  • We now record the adjusting entries from January 31, 2019, for Printing Plus.
  • Most small business owners choose straight-line depreciation to depreciate fixed assets since it’s the easiest method to track.
  • Thus, adjusting entries impact the balance sheet, not just the income statement.
  • You mowed a customer’s lawn in one accounting period, but you will not bill the customer until the following accounting period.
  • These categories are also referred to as accrual-type adjusting entries or simply accruals.

To estimate the amount of a reserve, such as the allowance for doubtful accounts or the inventory obsolescence reserve. Under the accrual method of accounting, the amounts received in advance of being earned must be deferred to a liability account until they are earned.

One of your customers pays you $3,000 in advance for six months of services. Payroll is the most common expense that will need an adjusting entry at the end of the month, particularly if you pay your employees bi-weekly. In many cases, a client may pay in advance for work that is to be done over a specific period of time. When the revenue is later earned, the journal entry is reversed. In order to account for that expense in the month in which it was incurred, you will need to accrue it, and later reverse the journal entry when you receive the invoice from the technician.

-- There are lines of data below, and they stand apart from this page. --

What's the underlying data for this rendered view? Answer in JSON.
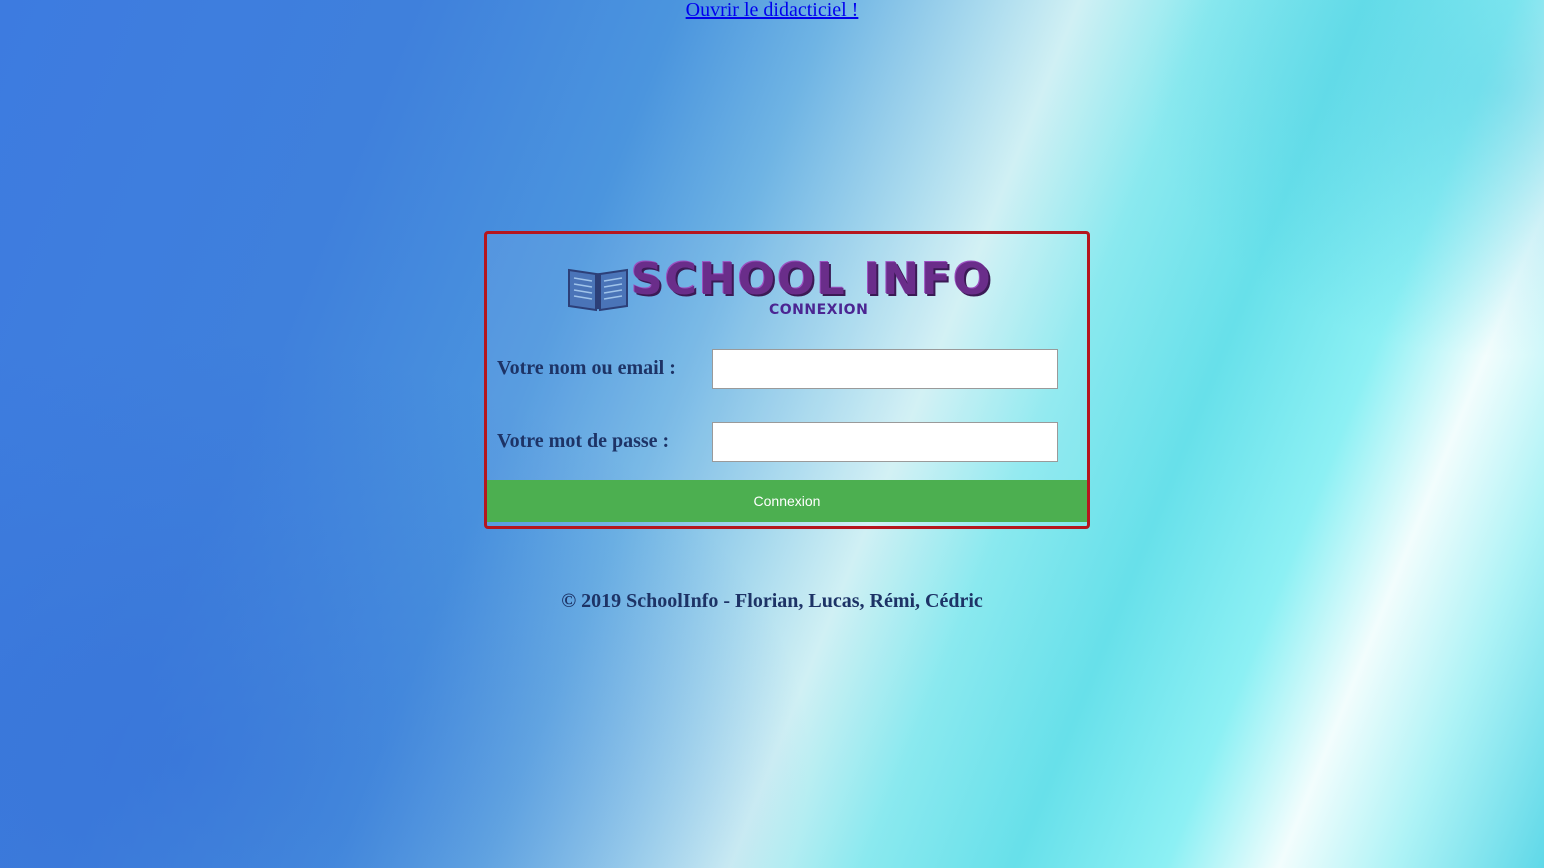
{
  "tutorial_link": {
    "label": "Ouvrir le didacticiel !"
  },
  "logo": {
    "title": "SCHOOL INFO",
    "subtitle": "CONNEXION",
    "icon": "open-book-icon"
  },
  "form": {
    "username_label": "Votre nom ou email :",
    "username_value": "",
    "username_placeholder": "",
    "password_label": "Votre mot de passe :",
    "password_value": "",
    "password_placeholder": "",
    "submit_label": "Connexion"
  },
  "footer": {
    "text": "© 2019 SchoolInfo - Florian, Lucas, Rémi, Cédric"
  },
  "colors": {
    "panel_border": "#b5161e",
    "button_bg": "#4caf50",
    "label_text": "#1d3366",
    "link": "#0000ee",
    "logo_purple": "#6a2d8a"
  }
}
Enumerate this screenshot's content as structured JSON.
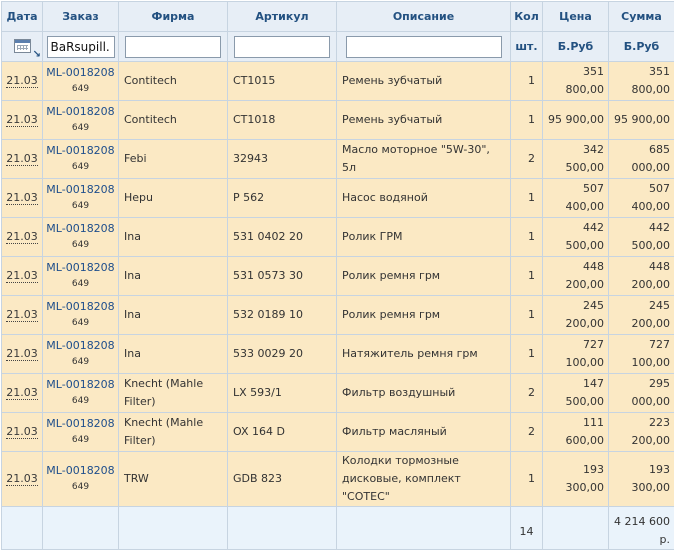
{
  "headers": {
    "date": "Дата",
    "order": "Заказ",
    "brand": "Фирма",
    "article": "Артикул",
    "description": "Описание",
    "qty": "Кол",
    "price": "Цена",
    "sum": "Сумма"
  },
  "filters": {
    "order_value": "BaRsupill.",
    "brand_value": "",
    "article_value": "",
    "description_value": "",
    "qty_unit": "шт.",
    "price_unit": "Б.Руб",
    "sum_unit": "Б.Руб",
    "calendar_icon": "calendar-icon"
  },
  "rows": [
    {
      "date": "21.03",
      "order": "ML-0018208",
      "order_sub": "649",
      "brand": "Contitech",
      "article": "CT1015",
      "description": "Ремень зубчатый",
      "qty": "1",
      "price": "351 800,00",
      "sum": "351 800,00"
    },
    {
      "date": "21.03",
      "order": "ML-0018208",
      "order_sub": "649",
      "brand": "Contitech",
      "article": "CT1018",
      "description": "Ремень зубчатый",
      "qty": "1",
      "price": "95 900,00",
      "sum": "95 900,00"
    },
    {
      "date": "21.03",
      "order": "ML-0018208",
      "order_sub": "649",
      "brand": "Febi",
      "article": "32943",
      "description": "Масло моторное \"5W-30\", 5л",
      "qty": "2",
      "price": "342 500,00",
      "sum": "685 000,00"
    },
    {
      "date": "21.03",
      "order": "ML-0018208",
      "order_sub": "649",
      "brand": "Hepu",
      "article": "P 562",
      "description": "Насос водяной",
      "qty": "1",
      "price": "507 400,00",
      "sum": "507 400,00"
    },
    {
      "date": "21.03",
      "order": "ML-0018208",
      "order_sub": "649",
      "brand": "Ina",
      "article": "531 0402 20",
      "description": "Ролик ГРМ",
      "qty": "1",
      "price": "442 500,00",
      "sum": "442 500,00"
    },
    {
      "date": "21.03",
      "order": "ML-0018208",
      "order_sub": "649",
      "brand": "Ina",
      "article": "531 0573 30",
      "description": "Ролик ремня грм",
      "qty": "1",
      "price": "448 200,00",
      "sum": "448 200,00"
    },
    {
      "date": "21.03",
      "order": "ML-0018208",
      "order_sub": "649",
      "brand": "Ina",
      "article": "532 0189 10",
      "description": "Ролик ремня грм",
      "qty": "1",
      "price": "245 200,00",
      "sum": "245 200,00"
    },
    {
      "date": "21.03",
      "order": "ML-0018208",
      "order_sub": "649",
      "brand": "Ina",
      "article": "533 0029 20",
      "description": "Натяжитель ремня грм",
      "qty": "1",
      "price": "727 100,00",
      "sum": "727 100,00"
    },
    {
      "date": "21.03",
      "order": "ML-0018208",
      "order_sub": "649",
      "brand": "Knecht (Mahle Filter)",
      "article": "LX 593/1",
      "description": "Фильтр воздушный",
      "qty": "2",
      "price": "147 500,00",
      "sum": "295 000,00"
    },
    {
      "date": "21.03",
      "order": "ML-0018208",
      "order_sub": "649",
      "brand": "Knecht (Mahle Filter)",
      "article": "OX 164 D",
      "description": "Фильтр масляный",
      "qty": "2",
      "price": "111 600,00",
      "sum": "223 200,00"
    },
    {
      "date": "21.03",
      "order": "ML-0018208",
      "order_sub": "649",
      "brand": "TRW",
      "article": "GDB 823",
      "description": "Колодки тормозные дисковые, комплект \"COTEC\"",
      "qty": "1",
      "price": "193 300,00",
      "sum": "193 300,00"
    }
  ],
  "totals": {
    "qty": "14",
    "sum": "4 214 600 р."
  },
  "colors": {
    "header_bg": "#e7eef6",
    "header_text": "#235181",
    "row_bg": "#fbe9c4",
    "footer_bg": "#eaf3fb",
    "border": "#c7d4e1",
    "link": "#1e4e8c"
  }
}
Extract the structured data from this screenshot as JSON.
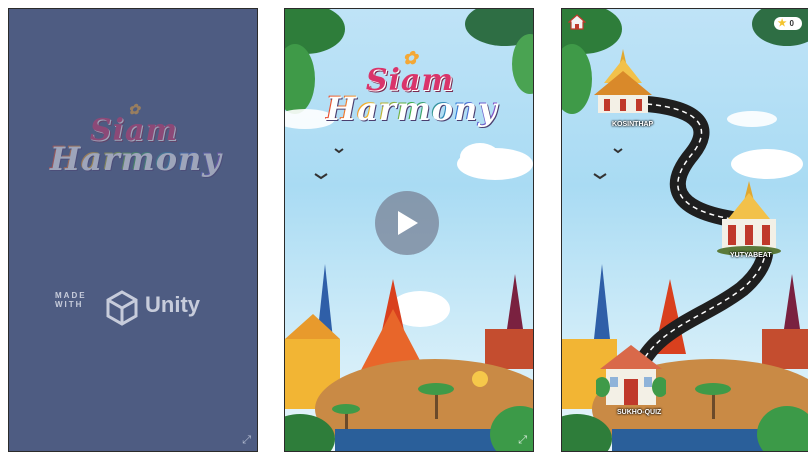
{
  "panels": {
    "splash": {
      "logo_line1": "Siam",
      "logo_line2": "Harmony",
      "made_with": "MADE\nWITH",
      "engine": "Unity"
    },
    "title_screen": {
      "logo_line1": "Siam",
      "logo_line2": "Harmony"
    },
    "map_screen": {
      "star_count": "0",
      "levels": [
        {
          "label": "KOSINTHAP"
        },
        {
          "label": "YUTYABEAT"
        },
        {
          "label": "SUKHO-QUIZ"
        }
      ]
    }
  },
  "icons": {
    "play": "play-icon",
    "home": "home-icon",
    "star": "star-icon",
    "fullscreen": "fullscreen-icon"
  },
  "colors": {
    "splash_bg": "#4e5c82",
    "sky": "#b9e1f5",
    "road": "#1f1f1f",
    "star": "#f4c430"
  }
}
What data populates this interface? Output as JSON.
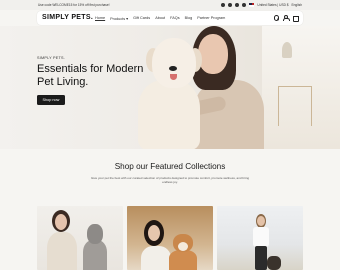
{
  "announcement": {
    "message": "Use code WELCOME15 for 15% off first purchase!",
    "currency": "United States | USD $",
    "language": "English"
  },
  "header": {
    "logo": "SIMPLY PETS.",
    "menu": [
      {
        "label": "Home",
        "active": true
      },
      {
        "label": "Products ▾"
      },
      {
        "label": "Gift Cards"
      },
      {
        "label": "About"
      },
      {
        "label": "FAQs"
      },
      {
        "label": "Blog"
      },
      {
        "label": "Partner Program"
      }
    ]
  },
  "hero": {
    "brand": "SIMPLY PETS.",
    "headline": "Essentials for Modern Pet Living.",
    "cta": "Shop now"
  },
  "featured": {
    "title": "Shop our Featured Collections",
    "subtitle": "Give your pet the best with our curated selection of products designed to promote comfort, promote wellness, and bring endless joy."
  },
  "colors": {
    "dark": "#1b1b1b",
    "background": "#f6f5f2"
  }
}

In April, you’d make an adjusting entry to account for the used-up of part of the prepaid rent by recording a $500 rent expense as a debit and crediting $500 as prepaid rent. You now have a balance of $2,500 in your prepaid rent account.

To record the amount of your services performed in one accounting period, you need to create the following adjusting entry. Debit your accounts receivable account and credit your service revenues account. A company usually has a standard set of potential adjusting entries, for which it should adjusting entries evaluate the need at the end of every accounting period. These entries should be listed in the standard closing checklist. Also, consider constructing a journal entry template for each adjusting entry in the accounting software, so there is no need to reconstruct them every month.

This procedure is known as postponement or deferral of expenses. An adjusting entry is made at the end of accounting period for converting an appropriate portion of the asset into expense. Under the accrual method of accounting, a business is to report all of the revenues that it has earned during an accounting period.

In accrual accounting, you report transactions when your business incurs them, not when you physically spend or receive money. Adjusting journal entries are required to record transactions in the right accounting period. On many occasions, a company will incur expenses but won’t have to pay them until the next period. For instance, utility expenses for December would not be paid until January.

Adjusting entries are journal entries made at the end of an accounting cycle to update certain revenue and expense accounts and to make sure you comply with the ledger account matching principle. The matching principle states that expenses have to be matched to the accounting period in which the revenue paying for them is earned.

The periodic inventory methods has TWO additional adjusting entries at the end of the period. The first entry closes the purchase accounts into inventory by increasing inventory. The second entry records cost of goods sold for the period calculated as beginning inventory + net purchases – ending inventory from the inventory account. The perpetual inventory method has ONE additional adjusting entry at the end of the period.